The National Corvette Museum (NCM) held its ninth annual C5/C6 Birthday Bash April 20-22. On hand to celebrate were a thousand rabid Corvette enthusiasts, their 400 shining cars, and a gathering of GM corporate and Corvette Racing luminaries. The three-day event was jam-packed with car shows, road tours, autocrosses, seminars, auctions, and celebrity dinners-all centered around the NCM and the car it honors.
The first day was capped off by an appreciation dinner for outgoing Corvette chief Dave Hill. Dave has been the driving force behind the evolution of the C5 and C6 Corvette, and he was largely responsible for bringing the cars' aesthetics and performance into the 21st century. He's always been a great motivator and leader for the Corvette program, but his tireless efforts to foster goodwill among the cars' owners are especially noteworthy. He always makes time for questions and autographs or to hear the countless "I love my Corvette" stories shared by lucky owner-enthusiasts.

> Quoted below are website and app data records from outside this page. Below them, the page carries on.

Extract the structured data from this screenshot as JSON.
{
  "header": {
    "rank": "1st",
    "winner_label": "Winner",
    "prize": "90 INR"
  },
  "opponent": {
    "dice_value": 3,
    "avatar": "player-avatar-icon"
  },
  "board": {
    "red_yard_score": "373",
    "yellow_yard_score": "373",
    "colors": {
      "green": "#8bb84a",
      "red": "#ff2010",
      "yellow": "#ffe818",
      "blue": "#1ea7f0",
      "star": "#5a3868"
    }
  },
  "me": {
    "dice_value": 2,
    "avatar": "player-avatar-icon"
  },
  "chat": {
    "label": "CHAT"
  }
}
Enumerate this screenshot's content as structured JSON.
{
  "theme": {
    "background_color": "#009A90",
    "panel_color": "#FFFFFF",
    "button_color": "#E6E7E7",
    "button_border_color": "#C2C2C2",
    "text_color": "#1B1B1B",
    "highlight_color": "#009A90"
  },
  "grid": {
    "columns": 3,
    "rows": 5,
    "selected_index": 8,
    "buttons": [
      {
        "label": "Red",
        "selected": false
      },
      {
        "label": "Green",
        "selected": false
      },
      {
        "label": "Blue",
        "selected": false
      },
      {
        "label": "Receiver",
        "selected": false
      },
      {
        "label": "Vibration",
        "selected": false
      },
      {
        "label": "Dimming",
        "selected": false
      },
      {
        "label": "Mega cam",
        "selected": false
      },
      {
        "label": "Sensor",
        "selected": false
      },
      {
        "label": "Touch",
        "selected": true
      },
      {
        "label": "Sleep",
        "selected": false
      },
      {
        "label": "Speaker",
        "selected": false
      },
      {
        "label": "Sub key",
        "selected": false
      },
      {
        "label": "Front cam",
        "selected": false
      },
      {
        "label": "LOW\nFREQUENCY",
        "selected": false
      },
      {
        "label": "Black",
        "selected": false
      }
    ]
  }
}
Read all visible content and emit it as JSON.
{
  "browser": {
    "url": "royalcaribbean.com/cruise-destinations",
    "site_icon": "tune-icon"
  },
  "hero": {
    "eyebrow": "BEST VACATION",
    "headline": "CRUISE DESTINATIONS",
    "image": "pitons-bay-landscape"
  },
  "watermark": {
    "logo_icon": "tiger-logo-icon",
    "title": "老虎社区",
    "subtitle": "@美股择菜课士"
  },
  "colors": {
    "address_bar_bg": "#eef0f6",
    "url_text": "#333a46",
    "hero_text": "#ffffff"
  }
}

Rain showers threatened much of the next day's schedule. The weather didn't completely dampen the excitement, however, as the NCM found a way to get in car-show judging and the curiously entertaining office-chair races. Nor did the rain interrupt the numerous seminars and clinics put on by Corvette personalities such as Gary and Robin Pratt, Doug Fehan, Gary Claudio, Steve Wesoloski, Dave Hill, and Tom Wallace. Then there was the ever-popular "Ron and Johnny Show," featuring Corvette Racing drivers Ron Fellows and Johnny O'Connell. If you haven't seen these two performing their "act," be sure to catch it next time you have an opportunity. These seminars were perhaps the most intriguing aspect of the weekend, as they provided a rare opportunity to throw back the curtain on GM corporate and Corvette Racing and get a real sense of the personalities who drive these programs.
The second day's festivities culminated that evening with a tribute to Pratt & Miller Engineering and GM's Corvette Racing program. The NCM's Darrel Lee celebrated the Corvette's phenomenal 2005 racing accomplishments with an entertaining audiovisual review of the season. It was an enjoyable evening to share the highlights of last year's campaign with those who made them.
The last day of the Bash offered particularly insightful seminars with former and current Corvette honchos Dave Hill and Tom Wallace. They were as forthcoming as corporate policy would allow regarding what's currently in development and what's in store for the future. (Sorry, no word on the rumored "Blue Devil" supercar program.)
Other highlights included the unveiling of the '07 C6. Of particular note for '07 is the addition of a wide range of optional items that will allow Corvette buyers to personalize their cars from the factory. All 122 parts-including spoilers, body-side moldings, interior-trim pieces, engine-detailing cues, stripes, emblems, exhaust tips, color-coordinated license-plate frames, custom seat colors, and more-have been approved by GM and even carry a full warranty.
Also present at the unveiling were an '07 coupe and convertible painted in the latest color offering, Atomic Orange. (The similar Daytona Sunset Orange disappears at the end of the '06 model year.) Color is a personal thing, and you'll have to judge for yourself what you think of this new shade-but to our eyes, the C6 looks good in just about everything it wears.
The event concluded on day three with an awards dinner, which served as the setting for the annual auction. The latter proved extremely successful, generating over $23,000 to help the museum in its quest to remain at the figurative center of the Corvette universe.
If you own a Corvette (especially a C5 or C6), have any interest in the exploits of Corvette racing, or wonder what's going on inside GM with regard to the car and its siblings, the Bash is a must-do event. The setting is intimate, the people are the friendliest on earth, and the object of their affection is both drop-dead gorgeous and scorchingly fast. Next year's event is scheduled for the last Thursday, Friday, and Saturday in April. Don't miss it.